Tag Archives: silage

On Silage

You may read this, and I hope it happens, and feel a wave of nostalgia at the image of the pit. ‘Come down off that, you’ll tear the plastic!’ Personally, as a city girl, I feel robbed of the endless days running over tyres and sliding down plastic. As the country mother, I feel the sheer dread of the forty foot drop over the top of the pit. As the farmer’s wife, I breathe deeply with relief at the mountain of silage ahead of the cows for the winter.

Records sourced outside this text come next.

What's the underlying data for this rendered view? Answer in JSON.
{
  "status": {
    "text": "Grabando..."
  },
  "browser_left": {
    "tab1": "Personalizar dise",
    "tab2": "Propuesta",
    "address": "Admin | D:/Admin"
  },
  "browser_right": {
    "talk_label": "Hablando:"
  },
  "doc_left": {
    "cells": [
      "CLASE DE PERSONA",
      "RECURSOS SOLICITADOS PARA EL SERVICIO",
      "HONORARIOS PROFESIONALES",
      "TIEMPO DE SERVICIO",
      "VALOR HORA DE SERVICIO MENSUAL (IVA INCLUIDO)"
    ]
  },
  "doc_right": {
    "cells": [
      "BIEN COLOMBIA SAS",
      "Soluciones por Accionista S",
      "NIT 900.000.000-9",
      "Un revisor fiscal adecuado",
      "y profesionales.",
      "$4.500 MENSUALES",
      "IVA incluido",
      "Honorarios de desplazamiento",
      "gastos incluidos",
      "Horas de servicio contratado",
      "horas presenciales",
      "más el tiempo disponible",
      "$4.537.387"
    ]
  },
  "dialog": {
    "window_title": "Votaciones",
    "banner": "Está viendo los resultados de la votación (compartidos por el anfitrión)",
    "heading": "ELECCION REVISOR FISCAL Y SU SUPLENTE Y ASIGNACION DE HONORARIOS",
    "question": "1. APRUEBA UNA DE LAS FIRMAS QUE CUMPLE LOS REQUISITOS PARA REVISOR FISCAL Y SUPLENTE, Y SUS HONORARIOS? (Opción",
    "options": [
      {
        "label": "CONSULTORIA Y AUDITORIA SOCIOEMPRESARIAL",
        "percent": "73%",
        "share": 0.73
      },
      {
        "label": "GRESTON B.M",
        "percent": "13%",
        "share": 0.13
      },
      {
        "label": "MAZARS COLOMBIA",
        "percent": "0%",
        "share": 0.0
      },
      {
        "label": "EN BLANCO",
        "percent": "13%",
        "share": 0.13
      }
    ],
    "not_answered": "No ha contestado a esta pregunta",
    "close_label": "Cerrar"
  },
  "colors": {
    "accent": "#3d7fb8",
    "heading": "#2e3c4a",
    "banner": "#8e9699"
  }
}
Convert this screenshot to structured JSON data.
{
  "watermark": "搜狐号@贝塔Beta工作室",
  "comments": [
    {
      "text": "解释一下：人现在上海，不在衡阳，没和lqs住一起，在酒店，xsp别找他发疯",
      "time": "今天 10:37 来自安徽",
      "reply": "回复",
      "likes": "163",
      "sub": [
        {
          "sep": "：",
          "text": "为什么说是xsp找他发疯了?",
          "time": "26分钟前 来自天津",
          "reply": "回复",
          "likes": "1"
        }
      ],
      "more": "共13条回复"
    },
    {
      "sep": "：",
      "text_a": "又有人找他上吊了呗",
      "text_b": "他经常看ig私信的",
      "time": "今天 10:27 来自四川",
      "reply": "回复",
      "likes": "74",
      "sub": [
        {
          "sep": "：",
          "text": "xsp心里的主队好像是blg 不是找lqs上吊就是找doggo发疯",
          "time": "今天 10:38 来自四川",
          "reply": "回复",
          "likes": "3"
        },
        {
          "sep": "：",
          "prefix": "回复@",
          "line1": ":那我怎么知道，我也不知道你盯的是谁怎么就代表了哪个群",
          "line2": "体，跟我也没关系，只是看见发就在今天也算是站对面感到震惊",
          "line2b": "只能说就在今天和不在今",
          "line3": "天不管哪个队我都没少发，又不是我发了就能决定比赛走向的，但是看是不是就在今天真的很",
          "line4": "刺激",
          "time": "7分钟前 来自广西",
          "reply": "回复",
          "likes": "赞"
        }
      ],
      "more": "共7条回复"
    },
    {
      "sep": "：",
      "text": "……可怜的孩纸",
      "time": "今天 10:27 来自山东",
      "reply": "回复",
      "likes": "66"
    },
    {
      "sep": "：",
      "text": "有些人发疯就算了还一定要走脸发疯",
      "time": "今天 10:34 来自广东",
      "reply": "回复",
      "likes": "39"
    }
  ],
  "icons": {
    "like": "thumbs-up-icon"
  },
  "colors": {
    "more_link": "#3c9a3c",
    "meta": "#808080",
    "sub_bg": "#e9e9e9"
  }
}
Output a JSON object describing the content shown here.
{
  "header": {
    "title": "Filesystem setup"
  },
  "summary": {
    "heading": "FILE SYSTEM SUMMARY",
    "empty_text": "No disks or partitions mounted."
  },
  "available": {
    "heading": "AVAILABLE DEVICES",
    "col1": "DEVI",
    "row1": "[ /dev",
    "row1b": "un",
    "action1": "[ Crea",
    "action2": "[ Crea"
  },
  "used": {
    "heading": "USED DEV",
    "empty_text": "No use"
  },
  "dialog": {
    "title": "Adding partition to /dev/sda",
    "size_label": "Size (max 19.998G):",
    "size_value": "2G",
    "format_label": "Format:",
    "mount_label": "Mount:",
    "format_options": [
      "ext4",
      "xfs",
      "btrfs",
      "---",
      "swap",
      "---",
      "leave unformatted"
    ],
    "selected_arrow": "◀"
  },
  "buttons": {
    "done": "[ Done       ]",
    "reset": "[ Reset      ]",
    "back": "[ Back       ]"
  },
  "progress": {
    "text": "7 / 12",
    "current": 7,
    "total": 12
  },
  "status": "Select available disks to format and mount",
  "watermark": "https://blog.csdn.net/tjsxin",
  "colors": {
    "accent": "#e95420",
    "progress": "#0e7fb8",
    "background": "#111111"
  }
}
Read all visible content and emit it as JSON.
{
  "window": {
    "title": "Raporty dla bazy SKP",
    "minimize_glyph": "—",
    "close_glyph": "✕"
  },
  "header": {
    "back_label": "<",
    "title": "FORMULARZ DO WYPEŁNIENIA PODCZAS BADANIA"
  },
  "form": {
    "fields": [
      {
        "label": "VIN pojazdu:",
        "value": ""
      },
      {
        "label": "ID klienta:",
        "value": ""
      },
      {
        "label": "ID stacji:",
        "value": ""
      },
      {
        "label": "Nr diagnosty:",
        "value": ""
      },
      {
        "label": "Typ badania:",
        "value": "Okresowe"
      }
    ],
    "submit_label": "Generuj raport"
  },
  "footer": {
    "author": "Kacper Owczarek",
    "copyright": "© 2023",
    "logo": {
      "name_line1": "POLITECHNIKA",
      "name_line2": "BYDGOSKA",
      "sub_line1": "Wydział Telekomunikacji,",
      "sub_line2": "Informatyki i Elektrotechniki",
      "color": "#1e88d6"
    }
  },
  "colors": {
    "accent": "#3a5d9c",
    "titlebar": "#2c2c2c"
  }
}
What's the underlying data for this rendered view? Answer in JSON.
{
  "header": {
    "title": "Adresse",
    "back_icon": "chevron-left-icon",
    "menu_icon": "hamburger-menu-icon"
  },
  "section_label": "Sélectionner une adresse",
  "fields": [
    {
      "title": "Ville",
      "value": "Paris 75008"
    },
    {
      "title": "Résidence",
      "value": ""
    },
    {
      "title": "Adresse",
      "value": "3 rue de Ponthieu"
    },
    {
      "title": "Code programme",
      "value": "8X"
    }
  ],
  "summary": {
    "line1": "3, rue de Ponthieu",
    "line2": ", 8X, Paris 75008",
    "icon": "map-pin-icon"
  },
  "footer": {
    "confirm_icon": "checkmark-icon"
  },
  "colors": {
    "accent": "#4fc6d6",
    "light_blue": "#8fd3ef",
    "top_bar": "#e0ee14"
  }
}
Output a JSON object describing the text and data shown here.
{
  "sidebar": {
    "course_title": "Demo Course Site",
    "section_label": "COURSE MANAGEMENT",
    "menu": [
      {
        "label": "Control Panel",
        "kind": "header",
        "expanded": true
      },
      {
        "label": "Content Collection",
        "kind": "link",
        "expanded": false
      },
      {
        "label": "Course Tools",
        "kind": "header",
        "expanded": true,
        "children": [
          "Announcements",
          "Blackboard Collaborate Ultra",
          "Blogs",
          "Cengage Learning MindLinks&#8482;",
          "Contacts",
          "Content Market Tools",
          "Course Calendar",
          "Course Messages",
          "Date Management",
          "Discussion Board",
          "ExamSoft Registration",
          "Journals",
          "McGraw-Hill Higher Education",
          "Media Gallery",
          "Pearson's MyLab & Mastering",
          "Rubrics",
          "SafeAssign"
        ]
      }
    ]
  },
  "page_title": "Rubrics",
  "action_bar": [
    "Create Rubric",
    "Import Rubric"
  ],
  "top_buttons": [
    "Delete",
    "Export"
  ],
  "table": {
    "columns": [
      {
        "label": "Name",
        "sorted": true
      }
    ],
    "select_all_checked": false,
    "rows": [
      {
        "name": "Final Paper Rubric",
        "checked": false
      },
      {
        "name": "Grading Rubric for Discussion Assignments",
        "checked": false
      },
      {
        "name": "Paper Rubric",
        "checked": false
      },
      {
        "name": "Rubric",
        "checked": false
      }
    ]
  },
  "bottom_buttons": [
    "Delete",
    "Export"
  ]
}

It’s done. The silage is in. The week was spent busily feeding ‘silage’ men and keeping children inside the gate. As you can imagine, ┬áthe small boys just wanted to be on the road looking at the huge machinery bringing the grass into the pit. ‘Come in off the road!’ By Thursday, the men were on top of the huge mound rolling down the plastic to cover this year’s pit. Tyres were piled on top on a blustery June week to keep the plastic down and weights were placed around the border to ensure it stayed put. In it’s winter home, the grass sealed in plastic without air will become pickled in it’s own juices.

The tractors on the road are fewer, the slurry needs spreading on the bare root fields after mowing. The farmer is happy with the crop this year, knowing that he’ll peel back the plastic slowly this winter and with the loader of his tractor, chomp into the mound to feed his cows. Phew.

May All Your Sons be Bishops

I’m right in the middle of the nesting phase in Hearthill. The fine weather has allowed me to get all the necessary baby accoutrements and clothing washed and aired and so we’re ready for the arrival of my little Brosnan. The fine weather and by fine I mean, warmish, dampish, soft (a great Irish word for describing the rain that just dampens the grass and ground enough whilst leaving the rest of us soaking) has meant that silage ground is ready for mowing. It’s an unspoken topic here really. Should he mention to the hormonal other that a silage dinner may need to be cooked in the next few weeks? Best not. But we can see the grass grow now. Everyone in Hearthill is happy and ready for what this fine Summer has to offer.

As for the title? I overheard it last weekend in the local hospital where one nurse was thanking another for lending a hand. First coined by Brendan Behan, the lovely Kerry nurse had used it in thanks. So to you who has been reading along this last while and to you who has helped the grass grow, in the Kerry way; ‘Bless you and May All your Sons be Bishops.’